Over the course of nearly 40 years, Ralph made an incredible impact on health and safety.
Ralph was a pioneer in the health and safety field. Within ACS, he worked with and led the Division of Chemical Health and Safety and the Committee on Chemical Safety. He created the first known safety listserve (SAFETY-L), as well as the DCHAS-L listserve and this DCHAS website. He was an active member of the Campus Safety, Health and Environmental Management Association (CSHEMA) for more than 35 years, and he worked with organizations and individuals worldwide.
Ralph has published many papers and presented scores of lectures, workshops, and webinars, and he encouraged and inspired even more papers and presentations from others. He was so creative, so intelligent, and so motivated to push harder to find more and more ways to reach people and connect them with the information they need – his enthusiasm and passion were infectious. He mentored many people, from health and safety professionals to undergraduate students.
Ralph didn’t just talk, he acted, and in so doing created or inspired countless resources.
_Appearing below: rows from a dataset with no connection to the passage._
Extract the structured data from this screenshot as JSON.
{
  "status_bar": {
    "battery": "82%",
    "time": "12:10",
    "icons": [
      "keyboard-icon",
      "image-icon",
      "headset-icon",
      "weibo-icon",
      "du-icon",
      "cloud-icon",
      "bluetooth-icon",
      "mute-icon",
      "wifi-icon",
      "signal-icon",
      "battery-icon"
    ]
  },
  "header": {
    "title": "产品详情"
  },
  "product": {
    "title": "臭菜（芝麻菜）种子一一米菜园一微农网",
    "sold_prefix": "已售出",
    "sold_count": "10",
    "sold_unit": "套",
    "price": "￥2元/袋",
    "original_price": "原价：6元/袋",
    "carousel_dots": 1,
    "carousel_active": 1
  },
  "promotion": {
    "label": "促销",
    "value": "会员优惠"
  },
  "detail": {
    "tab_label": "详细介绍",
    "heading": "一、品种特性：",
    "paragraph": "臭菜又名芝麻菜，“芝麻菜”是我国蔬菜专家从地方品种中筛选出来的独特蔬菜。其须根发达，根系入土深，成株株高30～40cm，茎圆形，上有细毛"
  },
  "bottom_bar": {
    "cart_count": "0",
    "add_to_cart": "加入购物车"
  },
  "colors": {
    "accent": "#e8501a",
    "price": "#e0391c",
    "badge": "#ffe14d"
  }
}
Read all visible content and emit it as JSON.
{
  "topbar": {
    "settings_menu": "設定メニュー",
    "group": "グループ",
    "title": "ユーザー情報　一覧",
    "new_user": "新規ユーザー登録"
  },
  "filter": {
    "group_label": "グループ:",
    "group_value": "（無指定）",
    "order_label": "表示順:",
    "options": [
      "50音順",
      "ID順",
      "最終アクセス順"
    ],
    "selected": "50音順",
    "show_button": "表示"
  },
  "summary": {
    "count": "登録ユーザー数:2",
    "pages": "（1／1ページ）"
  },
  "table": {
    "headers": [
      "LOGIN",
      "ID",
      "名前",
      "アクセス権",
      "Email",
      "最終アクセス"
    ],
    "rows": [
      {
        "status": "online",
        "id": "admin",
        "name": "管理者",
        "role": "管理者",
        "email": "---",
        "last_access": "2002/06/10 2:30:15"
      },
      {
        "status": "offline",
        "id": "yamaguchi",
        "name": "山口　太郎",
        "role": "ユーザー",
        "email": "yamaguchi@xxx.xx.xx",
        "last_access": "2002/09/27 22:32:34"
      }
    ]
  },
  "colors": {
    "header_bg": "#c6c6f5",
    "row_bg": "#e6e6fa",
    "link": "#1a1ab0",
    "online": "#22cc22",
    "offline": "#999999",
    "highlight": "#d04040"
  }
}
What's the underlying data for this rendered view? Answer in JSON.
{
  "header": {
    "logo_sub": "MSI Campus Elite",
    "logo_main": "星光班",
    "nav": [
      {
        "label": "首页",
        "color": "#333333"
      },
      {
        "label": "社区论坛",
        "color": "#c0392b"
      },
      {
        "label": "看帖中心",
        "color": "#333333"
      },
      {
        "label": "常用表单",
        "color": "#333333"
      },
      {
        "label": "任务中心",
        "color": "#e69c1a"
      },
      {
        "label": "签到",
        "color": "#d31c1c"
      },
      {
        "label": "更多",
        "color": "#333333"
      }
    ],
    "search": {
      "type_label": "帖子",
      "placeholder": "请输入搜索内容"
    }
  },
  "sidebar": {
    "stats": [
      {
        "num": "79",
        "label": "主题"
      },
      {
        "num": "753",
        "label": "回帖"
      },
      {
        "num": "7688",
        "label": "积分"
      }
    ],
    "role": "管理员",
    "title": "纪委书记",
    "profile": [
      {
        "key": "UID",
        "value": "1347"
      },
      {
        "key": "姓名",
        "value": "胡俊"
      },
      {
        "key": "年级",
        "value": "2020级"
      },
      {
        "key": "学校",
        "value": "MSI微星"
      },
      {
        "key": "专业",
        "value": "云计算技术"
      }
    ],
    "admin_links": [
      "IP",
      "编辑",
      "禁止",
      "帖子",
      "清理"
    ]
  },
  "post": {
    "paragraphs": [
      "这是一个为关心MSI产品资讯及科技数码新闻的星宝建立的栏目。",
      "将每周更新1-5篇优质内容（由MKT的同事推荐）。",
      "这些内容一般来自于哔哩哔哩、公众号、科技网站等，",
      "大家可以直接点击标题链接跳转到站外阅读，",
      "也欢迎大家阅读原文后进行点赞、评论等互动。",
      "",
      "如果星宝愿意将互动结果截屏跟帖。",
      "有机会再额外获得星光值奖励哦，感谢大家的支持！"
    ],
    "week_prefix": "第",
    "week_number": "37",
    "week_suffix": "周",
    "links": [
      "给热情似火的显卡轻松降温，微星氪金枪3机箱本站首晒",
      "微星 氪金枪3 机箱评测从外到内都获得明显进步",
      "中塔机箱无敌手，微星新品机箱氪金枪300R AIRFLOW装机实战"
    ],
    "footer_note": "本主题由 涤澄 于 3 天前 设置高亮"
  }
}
In 1985, Ralph joined the staff of the University of Vermont to create their first Chemical Right-to-Know program. Over the next 27 years, he built that program into an Environmental Health and Safety office that continues to flourish under the leadership of his protégé, Francis Churchill. He returned to his alma mater, Cornell University, where he made the connection between health and safety and science librarians, which initiated the connection between CHAS and CINF. In 2014, Ralph joined Keene State College as its Chemical Hygiene Officer and Environmental Safety Manager. He served as a mentor to many students in the Safety and Occupational Health Applied Sciences program and taught several courses. He was expecting to retire from Keene State later this year.
Among his countless accomplishments, Ralph created networks for individuals and groups to communicate and share resources and ideas virtually. In the early 1990s, he recognized the connection of behavioral sciences and laboratory safety and brought such professionals into the field. He boldly reached out to the EPA to convince them that there was a more effective way to manage chemical waste at universities, eventually leading to the current Academic Waste Rules. He worked with the NIH and international collaborators to study how people look for chemical safety information and how to drive them to the best resources. He worked with graduate students and early career scientists and health and safety professionals to provide mentorship and encourage best practices and conversation. He worked with educators to advance pedagogy for continuous learning.
Ralph influenced, inspired, and mentored so many people who will feel his loss, and impacted people who never heard of him in ways they will not know. He has truly planted trees under whose shade he knew he would never sit.
Ralph’s family will have a private memorial service in 2024. ACS DCHAS will share additional ways to celebrate his life over the coming weeks.